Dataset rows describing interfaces
—————
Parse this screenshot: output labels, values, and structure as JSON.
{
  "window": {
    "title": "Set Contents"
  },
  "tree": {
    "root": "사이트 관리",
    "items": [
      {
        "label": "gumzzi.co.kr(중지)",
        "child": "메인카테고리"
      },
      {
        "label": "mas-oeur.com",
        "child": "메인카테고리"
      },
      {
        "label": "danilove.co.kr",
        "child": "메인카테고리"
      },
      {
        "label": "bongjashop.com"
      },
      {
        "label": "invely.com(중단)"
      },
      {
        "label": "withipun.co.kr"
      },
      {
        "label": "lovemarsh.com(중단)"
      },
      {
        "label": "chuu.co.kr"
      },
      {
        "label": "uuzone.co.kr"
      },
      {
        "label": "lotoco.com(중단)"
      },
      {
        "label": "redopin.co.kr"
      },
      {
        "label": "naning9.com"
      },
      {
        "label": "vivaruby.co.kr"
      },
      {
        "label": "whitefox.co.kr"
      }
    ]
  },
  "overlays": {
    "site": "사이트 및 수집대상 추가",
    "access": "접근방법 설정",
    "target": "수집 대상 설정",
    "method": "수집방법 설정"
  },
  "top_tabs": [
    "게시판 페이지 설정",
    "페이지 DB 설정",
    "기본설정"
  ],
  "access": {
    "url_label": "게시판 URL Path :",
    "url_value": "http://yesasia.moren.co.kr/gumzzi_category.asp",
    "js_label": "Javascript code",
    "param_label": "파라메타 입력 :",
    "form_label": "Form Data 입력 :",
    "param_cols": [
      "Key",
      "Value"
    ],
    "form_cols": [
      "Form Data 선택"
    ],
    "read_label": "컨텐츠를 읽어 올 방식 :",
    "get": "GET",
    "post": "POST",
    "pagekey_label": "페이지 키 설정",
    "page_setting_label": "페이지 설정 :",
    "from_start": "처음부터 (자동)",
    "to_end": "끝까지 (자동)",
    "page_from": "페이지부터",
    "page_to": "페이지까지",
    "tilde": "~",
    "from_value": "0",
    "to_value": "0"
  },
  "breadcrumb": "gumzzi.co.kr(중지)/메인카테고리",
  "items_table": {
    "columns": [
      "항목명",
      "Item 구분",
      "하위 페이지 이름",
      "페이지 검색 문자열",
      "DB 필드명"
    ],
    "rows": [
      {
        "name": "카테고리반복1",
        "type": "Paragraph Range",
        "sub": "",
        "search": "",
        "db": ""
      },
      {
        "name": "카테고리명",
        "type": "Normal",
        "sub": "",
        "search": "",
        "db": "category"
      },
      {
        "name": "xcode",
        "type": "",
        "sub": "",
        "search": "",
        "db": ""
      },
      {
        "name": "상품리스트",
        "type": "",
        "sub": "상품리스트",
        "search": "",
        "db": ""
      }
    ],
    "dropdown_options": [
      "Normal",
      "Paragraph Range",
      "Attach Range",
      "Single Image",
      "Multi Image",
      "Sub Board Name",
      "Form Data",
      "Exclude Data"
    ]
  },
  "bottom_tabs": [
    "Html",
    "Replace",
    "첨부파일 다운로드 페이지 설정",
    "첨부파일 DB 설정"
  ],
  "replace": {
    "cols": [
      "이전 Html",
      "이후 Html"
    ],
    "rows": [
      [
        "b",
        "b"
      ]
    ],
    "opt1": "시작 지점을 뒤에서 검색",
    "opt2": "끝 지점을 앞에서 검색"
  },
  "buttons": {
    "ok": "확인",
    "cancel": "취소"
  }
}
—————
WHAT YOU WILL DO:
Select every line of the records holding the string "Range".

RESULT OF THE TASK:
        "type": "Paragraph Range",
      "Paragraph Range",
      "Attach Range",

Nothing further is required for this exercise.